▶ **What the exercise asks**: Across the entries below, the lines containing "memory" should be counted and only their number returned.

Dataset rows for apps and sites
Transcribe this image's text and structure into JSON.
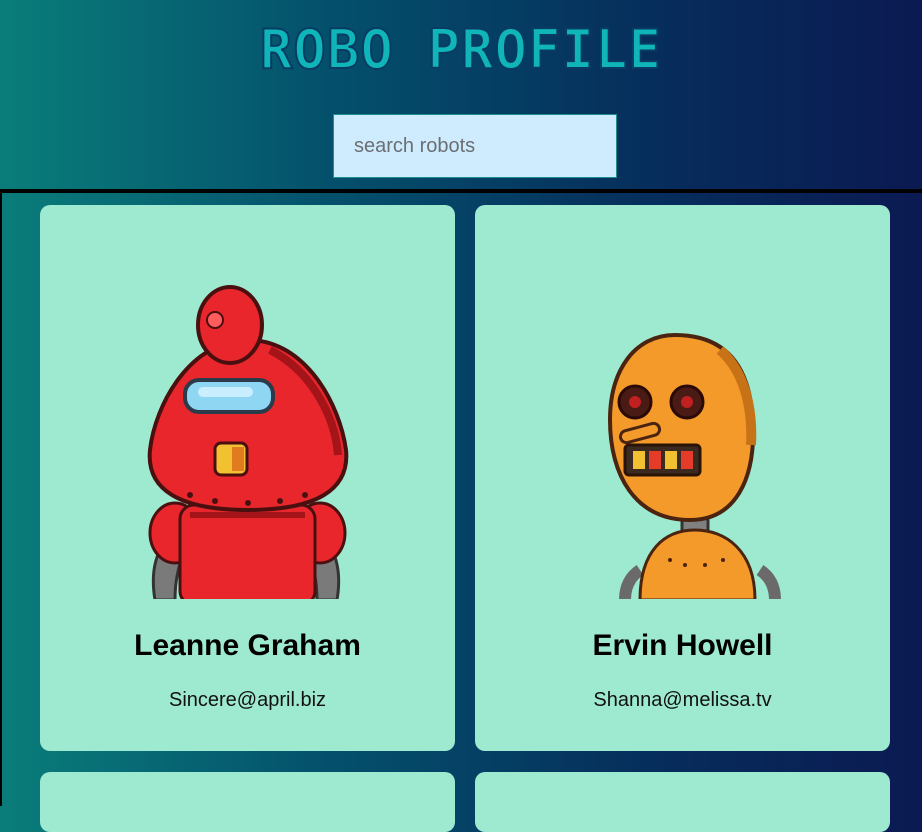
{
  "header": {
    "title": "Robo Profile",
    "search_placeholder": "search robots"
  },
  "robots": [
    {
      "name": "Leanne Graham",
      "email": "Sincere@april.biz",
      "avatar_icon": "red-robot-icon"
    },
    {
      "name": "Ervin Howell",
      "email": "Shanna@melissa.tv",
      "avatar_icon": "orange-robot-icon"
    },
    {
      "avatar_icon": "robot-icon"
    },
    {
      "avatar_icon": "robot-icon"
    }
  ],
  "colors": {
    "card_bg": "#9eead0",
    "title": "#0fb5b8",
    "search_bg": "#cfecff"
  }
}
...
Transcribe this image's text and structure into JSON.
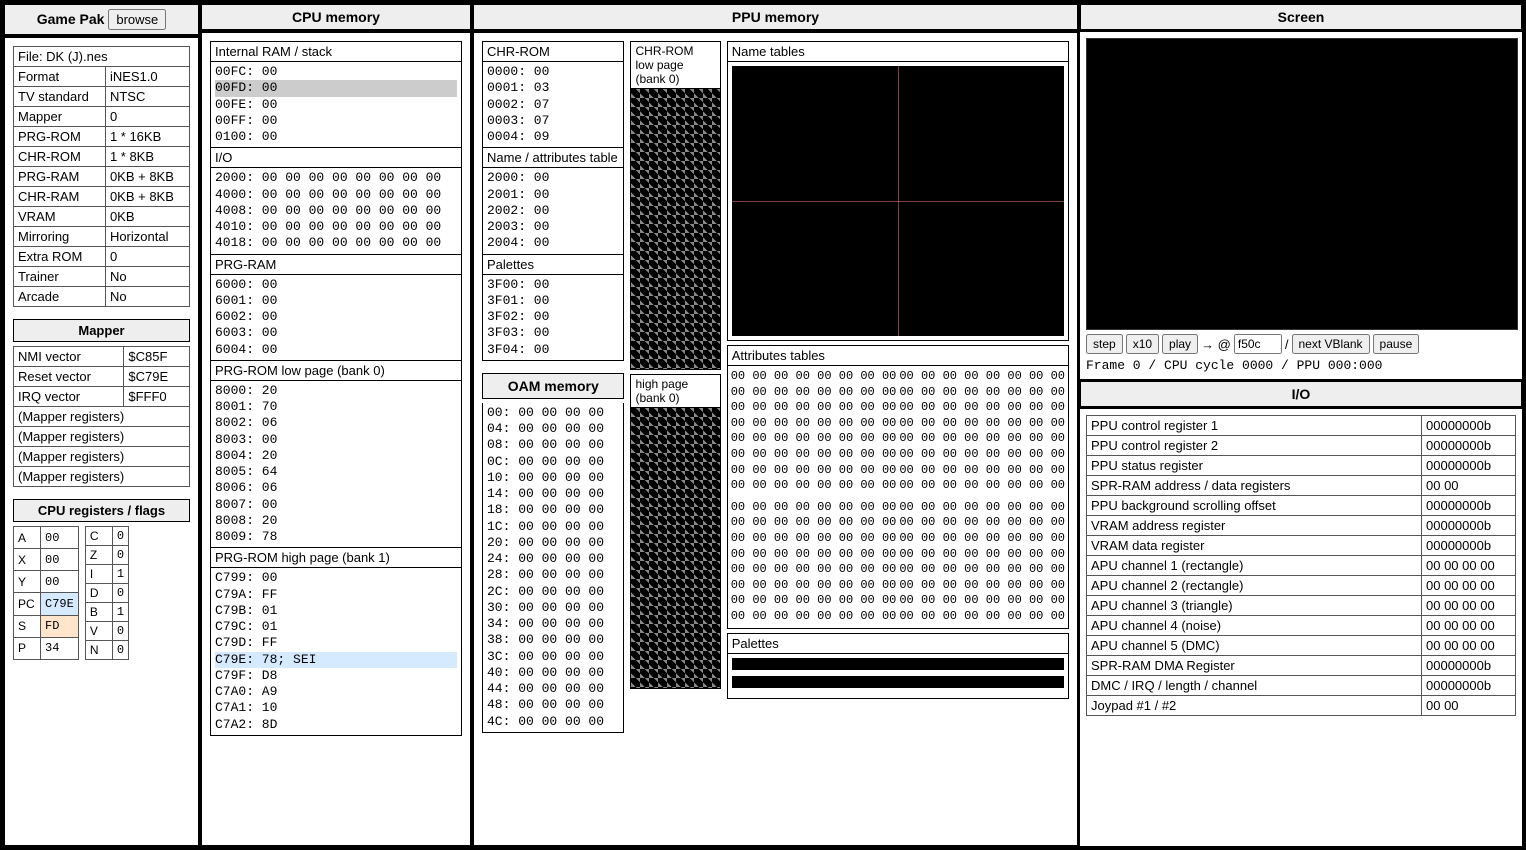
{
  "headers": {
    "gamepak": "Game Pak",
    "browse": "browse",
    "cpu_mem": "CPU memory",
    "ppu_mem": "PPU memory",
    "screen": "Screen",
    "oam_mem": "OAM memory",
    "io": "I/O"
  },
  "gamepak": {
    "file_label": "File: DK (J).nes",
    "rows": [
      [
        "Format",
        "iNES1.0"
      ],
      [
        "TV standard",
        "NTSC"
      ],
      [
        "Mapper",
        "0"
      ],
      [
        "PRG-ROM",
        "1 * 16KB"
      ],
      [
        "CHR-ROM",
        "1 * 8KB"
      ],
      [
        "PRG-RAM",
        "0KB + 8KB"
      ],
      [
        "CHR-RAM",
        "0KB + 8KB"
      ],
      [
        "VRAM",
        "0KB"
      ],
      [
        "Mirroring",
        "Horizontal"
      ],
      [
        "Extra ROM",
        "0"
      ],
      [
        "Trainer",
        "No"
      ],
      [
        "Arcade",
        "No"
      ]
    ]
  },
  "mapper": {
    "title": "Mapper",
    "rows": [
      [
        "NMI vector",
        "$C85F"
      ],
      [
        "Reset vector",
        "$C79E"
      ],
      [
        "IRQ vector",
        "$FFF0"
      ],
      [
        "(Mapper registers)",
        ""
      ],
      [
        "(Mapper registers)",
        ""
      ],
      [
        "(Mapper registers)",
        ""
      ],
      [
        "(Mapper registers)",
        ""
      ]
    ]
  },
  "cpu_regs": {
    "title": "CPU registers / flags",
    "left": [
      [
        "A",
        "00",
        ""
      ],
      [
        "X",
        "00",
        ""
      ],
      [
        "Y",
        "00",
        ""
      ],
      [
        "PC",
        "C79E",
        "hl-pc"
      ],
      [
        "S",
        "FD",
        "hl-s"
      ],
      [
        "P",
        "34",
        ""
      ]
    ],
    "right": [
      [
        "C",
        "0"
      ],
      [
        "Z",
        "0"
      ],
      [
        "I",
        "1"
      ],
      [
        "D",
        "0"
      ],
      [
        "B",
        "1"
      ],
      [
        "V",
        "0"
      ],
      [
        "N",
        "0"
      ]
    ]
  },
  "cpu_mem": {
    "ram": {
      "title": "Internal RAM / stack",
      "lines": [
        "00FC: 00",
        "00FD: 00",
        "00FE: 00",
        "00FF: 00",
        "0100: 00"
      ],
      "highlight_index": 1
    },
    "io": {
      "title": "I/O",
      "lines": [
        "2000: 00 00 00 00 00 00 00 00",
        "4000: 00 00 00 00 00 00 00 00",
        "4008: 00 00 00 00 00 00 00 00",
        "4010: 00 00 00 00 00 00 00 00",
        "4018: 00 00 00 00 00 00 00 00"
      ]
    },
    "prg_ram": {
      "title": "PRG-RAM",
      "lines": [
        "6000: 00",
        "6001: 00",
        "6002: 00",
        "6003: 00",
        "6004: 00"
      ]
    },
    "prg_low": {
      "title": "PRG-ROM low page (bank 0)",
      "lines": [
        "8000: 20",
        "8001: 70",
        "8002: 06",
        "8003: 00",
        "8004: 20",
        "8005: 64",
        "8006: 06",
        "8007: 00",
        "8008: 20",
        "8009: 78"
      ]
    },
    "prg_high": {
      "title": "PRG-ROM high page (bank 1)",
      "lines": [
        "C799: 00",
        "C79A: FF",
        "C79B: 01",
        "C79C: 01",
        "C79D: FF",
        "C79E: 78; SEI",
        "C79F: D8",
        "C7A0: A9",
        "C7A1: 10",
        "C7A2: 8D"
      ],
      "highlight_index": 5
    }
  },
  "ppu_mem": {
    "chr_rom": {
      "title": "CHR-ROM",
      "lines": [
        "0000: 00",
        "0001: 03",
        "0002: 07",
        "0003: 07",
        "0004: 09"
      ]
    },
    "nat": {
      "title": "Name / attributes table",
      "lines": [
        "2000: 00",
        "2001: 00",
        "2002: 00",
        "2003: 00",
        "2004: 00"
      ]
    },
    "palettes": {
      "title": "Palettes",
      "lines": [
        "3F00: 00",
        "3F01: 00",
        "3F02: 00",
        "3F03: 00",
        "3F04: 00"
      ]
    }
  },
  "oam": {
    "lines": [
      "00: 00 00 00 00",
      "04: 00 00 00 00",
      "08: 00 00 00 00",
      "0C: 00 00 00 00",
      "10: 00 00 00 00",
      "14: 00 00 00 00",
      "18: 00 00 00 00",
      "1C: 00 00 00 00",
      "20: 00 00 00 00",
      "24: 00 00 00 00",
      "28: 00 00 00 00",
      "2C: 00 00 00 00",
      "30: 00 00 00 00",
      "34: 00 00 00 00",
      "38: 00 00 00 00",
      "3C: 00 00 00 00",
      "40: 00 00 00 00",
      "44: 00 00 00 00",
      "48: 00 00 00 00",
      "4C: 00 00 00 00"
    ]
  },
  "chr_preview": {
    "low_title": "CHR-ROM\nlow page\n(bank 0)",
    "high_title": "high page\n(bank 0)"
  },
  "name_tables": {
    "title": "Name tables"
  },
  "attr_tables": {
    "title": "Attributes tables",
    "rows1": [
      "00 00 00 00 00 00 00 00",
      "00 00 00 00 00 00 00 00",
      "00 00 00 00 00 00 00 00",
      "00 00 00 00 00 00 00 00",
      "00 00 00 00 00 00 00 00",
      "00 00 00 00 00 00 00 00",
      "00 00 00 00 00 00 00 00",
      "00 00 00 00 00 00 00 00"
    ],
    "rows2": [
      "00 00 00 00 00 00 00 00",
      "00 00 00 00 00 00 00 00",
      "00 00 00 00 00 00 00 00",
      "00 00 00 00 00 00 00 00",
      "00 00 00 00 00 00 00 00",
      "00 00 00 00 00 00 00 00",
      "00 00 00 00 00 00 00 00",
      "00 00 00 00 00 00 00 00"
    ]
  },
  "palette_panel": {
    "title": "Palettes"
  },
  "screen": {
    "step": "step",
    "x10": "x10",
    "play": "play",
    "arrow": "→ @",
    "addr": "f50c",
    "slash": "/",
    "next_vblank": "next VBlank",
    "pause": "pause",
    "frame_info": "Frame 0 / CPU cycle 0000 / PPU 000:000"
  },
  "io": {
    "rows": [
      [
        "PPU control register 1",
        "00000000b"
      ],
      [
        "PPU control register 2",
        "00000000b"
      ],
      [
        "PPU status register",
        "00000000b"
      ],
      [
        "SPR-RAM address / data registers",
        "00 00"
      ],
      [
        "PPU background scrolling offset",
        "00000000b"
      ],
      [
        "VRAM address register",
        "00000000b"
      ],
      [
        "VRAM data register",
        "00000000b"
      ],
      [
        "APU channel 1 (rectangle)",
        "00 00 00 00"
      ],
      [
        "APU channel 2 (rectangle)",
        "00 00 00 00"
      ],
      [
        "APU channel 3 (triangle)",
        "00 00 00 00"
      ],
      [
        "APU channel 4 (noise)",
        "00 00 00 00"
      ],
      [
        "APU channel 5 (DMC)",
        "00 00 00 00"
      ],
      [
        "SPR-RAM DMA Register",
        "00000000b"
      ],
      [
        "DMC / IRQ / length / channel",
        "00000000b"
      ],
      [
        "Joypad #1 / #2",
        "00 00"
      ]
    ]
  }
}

▶ **Solution**: 3